Prompt: Please give the records below again in full, exactly, with the images left out.

_ _ _ _ _

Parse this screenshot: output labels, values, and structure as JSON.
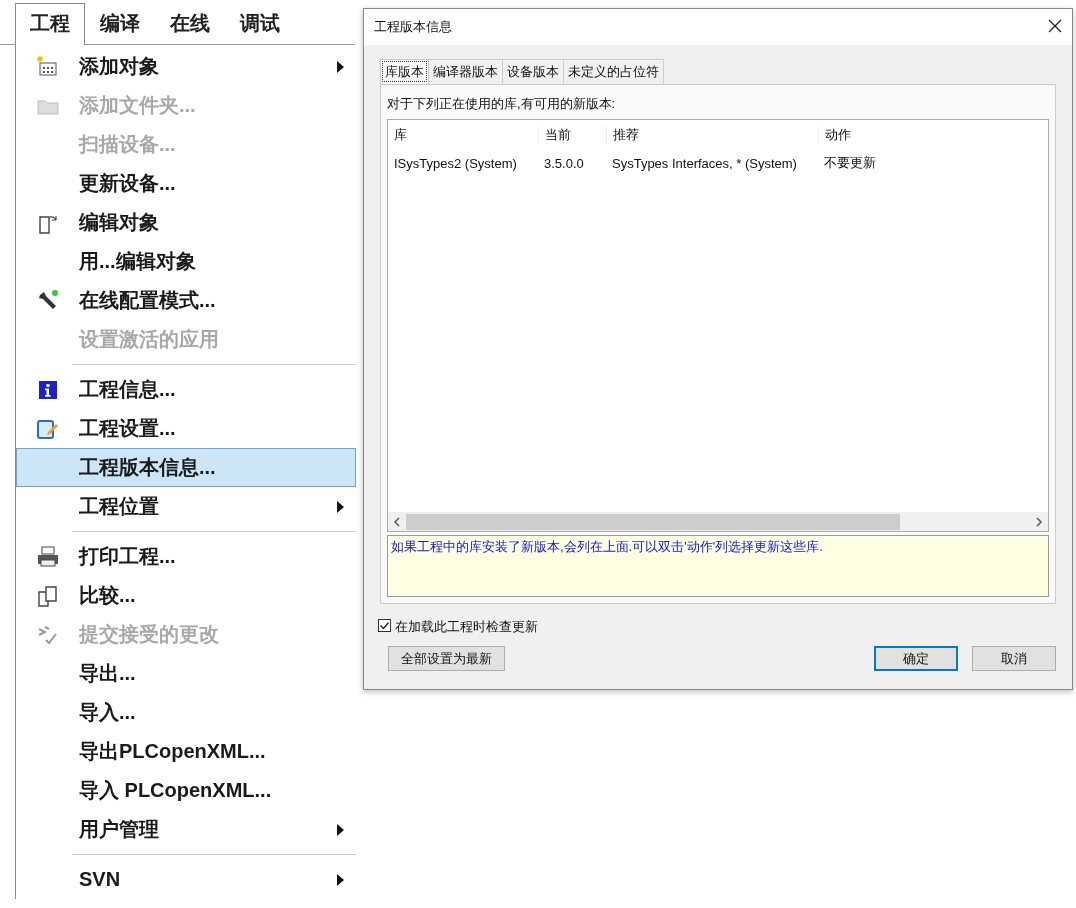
{
  "menu_bar": [
    {
      "label": "工程",
      "selected": true
    },
    {
      "label": "编译",
      "selected": false
    },
    {
      "label": "在线",
      "selected": false
    },
    {
      "label": "调试",
      "selected": false
    }
  ],
  "menu": {
    "groups": [
      [
        {
          "label": "添加对象",
          "disabled": false,
          "submenu": true,
          "selected": false
        },
        {
          "label": "添加文件夹...",
          "disabled": true,
          "submenu": false,
          "selected": false
        },
        {
          "label": "扫描设备...",
          "disabled": true,
          "submenu": false,
          "selected": false
        },
        {
          "label": "更新设备...",
          "disabled": false,
          "submenu": false,
          "selected": false
        },
        {
          "label": "编辑对象",
          "disabled": false,
          "submenu": false,
          "selected": false
        },
        {
          "label": "用...编辑对象",
          "disabled": false,
          "submenu": false,
          "selected": false
        },
        {
          "label": "在线配置模式...",
          "disabled": false,
          "submenu": false,
          "selected": false
        },
        {
          "label": "设置激活的应用",
          "disabled": true,
          "submenu": false,
          "selected": false
        }
      ],
      [
        {
          "label": "工程信息...",
          "disabled": false,
          "submenu": false,
          "selected": false
        },
        {
          "label": "工程设置...",
          "disabled": false,
          "submenu": false,
          "selected": false
        },
        {
          "label": "工程版本信息...",
          "disabled": false,
          "submenu": false,
          "selected": true
        },
        {
          "label": "工程位置",
          "disabled": false,
          "submenu": true,
          "selected": false
        }
      ],
      [
        {
          "label": "打印工程...",
          "disabled": false,
          "submenu": false,
          "selected": false
        },
        {
          "label": "比较...",
          "disabled": false,
          "submenu": false,
          "selected": false
        },
        {
          "label": "提交接受的更改",
          "disabled": true,
          "submenu": false,
          "selected": false
        },
        {
          "label": "导出...",
          "disabled": false,
          "submenu": false,
          "selected": false
        },
        {
          "label": "导入...",
          "disabled": false,
          "submenu": false,
          "selected": false
        },
        {
          "label": "导出PLCopenXML...",
          "disabled": false,
          "submenu": false,
          "selected": false
        },
        {
          "label": "导入 PLCopenXML...",
          "disabled": false,
          "submenu": false,
          "selected": false
        },
        {
          "label": "用户管理",
          "disabled": false,
          "submenu": true,
          "selected": false
        }
      ],
      [
        {
          "label": "SVN",
          "disabled": false,
          "submenu": true,
          "selected": false
        }
      ]
    ]
  },
  "dialog": {
    "title": "工程版本信息",
    "tabs": [
      {
        "label": "库版本",
        "selected": true
      },
      {
        "label": "编译器版本",
        "selected": false
      },
      {
        "label": "设备版本",
        "selected": false
      },
      {
        "label": "未定义的占位符",
        "selected": false
      }
    ],
    "intro": "对于下列正在使用的库,有可用的新版本:",
    "table": {
      "columns": [
        "库",
        "当前",
        "推荐",
        "动作"
      ],
      "rows": [
        [
          "ISysTypes2 (System)",
          "3.5.0.0",
          "SysTypes Interfaces, * (System)",
          "不要更新"
        ]
      ]
    },
    "hint": "如果工程中的库安装了新版本,会列在上面.可以双击'动作'列选择更新这些库.",
    "check_on_load": {
      "label": "在加载此工程时检查更新",
      "checked": true
    },
    "buttons": [
      {
        "label": "全部设置为最新",
        "default": false
      },
      {
        "label": "确定",
        "default": true
      },
      {
        "label": "取消",
        "default": false
      }
    ]
  }
}
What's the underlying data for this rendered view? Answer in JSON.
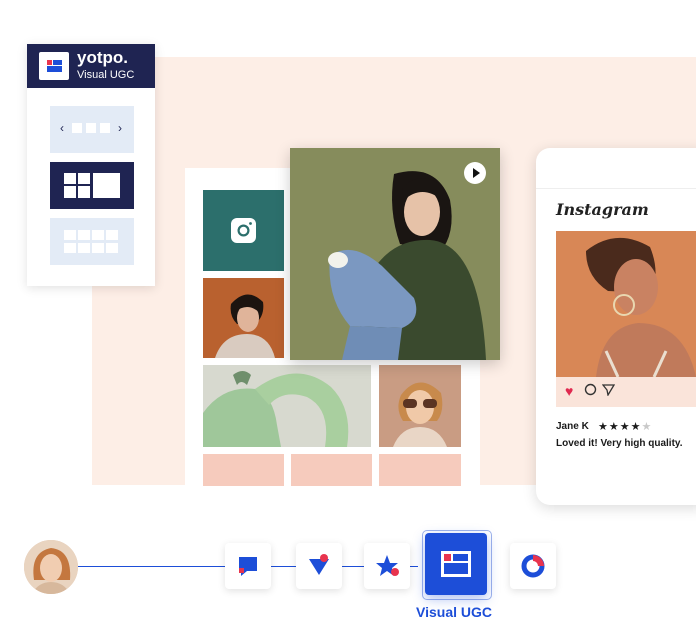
{
  "panel": {
    "brand": "yotpo.",
    "product": "Visual UGC",
    "layouts": [
      "carousel-layout",
      "tiles-layout",
      "grid-layout"
    ],
    "selected_layout": "tiles-layout",
    "carousel_prev": "‹",
    "carousel_next": "›"
  },
  "instagram_card": {
    "title": "Instagram",
    "reviewer": "Jane K",
    "rating": 4,
    "rating_max": 5,
    "stars_filled": "★★★★",
    "stars_empty": "★",
    "review_text": "Loved it! Very high quality."
  },
  "flow": {
    "active_label": "Visual UGC"
  },
  "colors": {
    "navy": "#1f2452",
    "brand_blue": "#1d4ed8",
    "accent_red": "#e8344e",
    "peach_bg": "#fdeee6",
    "teal": "#2c6f6c"
  },
  "icons": [
    "yotpo-logo-icon",
    "instagram-icon",
    "play-icon",
    "heart-icon",
    "comment-icon",
    "share-icon",
    "bookmark-icon",
    "reviews-icon",
    "loyalty-icon",
    "referrals-icon",
    "visual-ugc-icon",
    "analytics-icon"
  ]
}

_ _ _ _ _

Answer:
Parse this screenshot: output labels, values, and structure as JSON.
{
  "menu_bar": [
    {
      "label": "工程",
      "selected": true
    },
    {
      "label": "编译",
      "selected": false
    },
    {
      "label": "在线",
      "selected": false
    },
    {
      "label": "调试",
      "selected": false
    }
  ],
  "menu": {
    "groups": [
      [
        {
          "label": "添加对象",
          "disabled": false,
          "submenu": true,
          "selected": false
        },
        {
          "label": "添加文件夹...",
          "disabled": true,
          "submenu": false,
          "selected": false
        },
        {
          "label": "扫描设备...",
          "disabled": true,
          "submenu": false,
          "selected": false
        },
        {
          "label": "更新设备...",
          "disabled": false,
          "submenu": false,
          "selected": false
        },
        {
          "label": "编辑对象",
          "disabled": false,
          "submenu": false,
          "selected": false
        },
        {
          "label": "用...编辑对象",
          "disabled": false,
          "submenu": false,
          "selected": false
        },
        {
          "label": "在线配置模式...",
          "disabled": false,
          "submenu": false,
          "selected": false
        },
        {
          "label": "设置激活的应用",
          "disabled": true,
          "submenu": false,
          "selected": false
        }
      ],
      [
        {
          "label": "工程信息...",
          "disabled": false,
          "submenu": false,
          "selected": false
        },
        {
          "label": "工程设置...",
          "disabled": false,
          "submenu": false,
          "selected": false
        },
        {
          "label": "工程版本信息...",
          "disabled": false,
          "submenu": false,
          "selected": true
        },
        {
          "label": "工程位置",
          "disabled": false,
          "submenu": true,
          "selected": false
        }
      ],
      [
        {
          "label": "打印工程...",
          "disabled": false,
          "submenu": false,
          "selected": false
        },
        {
          "label": "比较...",
          "disabled": false,
          "submenu": false,
          "selected": false
        },
        {
          "label": "提交接受的更改",
          "disabled": true,
          "submenu": false,
          "selected": false
        },
        {
          "label": "导出...",
          "disabled": false,
          "submenu": false,
          "selected": false
        },
        {
          "label": "导入...",
          "disabled": false,
          "submenu": false,
          "selected": false
        },
        {
          "label": "导出PLCopenXML...",
          "disabled": false,
          "submenu": false,
          "selected": false
        },
        {
          "label": "导入 PLCopenXML...",
          "disabled": false,
          "submenu": false,
          "selected": false
        },
        {
          "label": "用户管理",
          "disabled": false,
          "submenu": true,
          "selected": false
        }
      ],
      [
        {
          "label": "SVN",
          "disabled": false,
          "submenu": true,
          "selected": false
        }
      ]
    ]
  },
  "dialog": {
    "title": "工程版本信息",
    "tabs": [
      {
        "label": "库版本",
        "selected": true
      },
      {
        "label": "编译器版本",
        "selected": false
      },
      {
        "label": "设备版本",
        "selected": false
      },
      {
        "label": "未定义的占位符",
        "selected": false
      }
    ],
    "intro": "对于下列正在使用的库,有可用的新版本:",
    "table": {
      "columns": [
        "库",
        "当前",
        "推荐",
        "动作"
      ],
      "rows": [
        [
          "ISysTypes2 (System)",
          "3.5.0.0",
          "SysTypes Interfaces, * (System)",
          "不要更新"
        ]
      ]
    },
    "hint": "如果工程中的库安装了新版本,会列在上面.可以双击'动作'列选择更新这些库.",
    "check_on_load": {
      "label": "在加载此工程时检查更新",
      "checked": true
    },
    "buttons": [
      {
        "label": "全部设置为最新",
        "default": false
      },
      {
        "label": "确定",
        "default": true
      },
      {
        "label": "取消",
        "default": false
      }
    ]
  }
}
What's the underlying data for this rendered view? Answer in JSON.
{
  "panel": {
    "brand": "yotpo.",
    "product": "Visual UGC",
    "layouts": [
      "carousel-layout",
      "tiles-layout",
      "grid-layout"
    ],
    "selected_layout": "tiles-layout",
    "carousel_prev": "‹",
    "carousel_next": "›"
  },
  "instagram_card": {
    "title": "Instagram",
    "reviewer": "Jane K",
    "rating": 4,
    "rating_max": 5,
    "stars_filled": "★★★★",
    "stars_empty": "★",
    "review_text": "Loved it! Very high quality."
  },
  "flow": {
    "active_label": "Visual UGC"
  },
  "colors": {
    "navy": "#1f2452",
    "brand_blue": "#1d4ed8",
    "accent_red": "#e8344e",
    "peach_bg": "#fdeee6",
    "teal": "#2c6f6c"
  },
  "icons": [
    "yotpo-logo-icon",
    "instagram-icon",
    "play-icon",
    "heart-icon",
    "comment-icon",
    "share-icon",
    "bookmark-icon",
    "reviews-icon",
    "loyalty-icon",
    "referrals-icon",
    "visual-ugc-icon",
    "analytics-icon"
  ]
}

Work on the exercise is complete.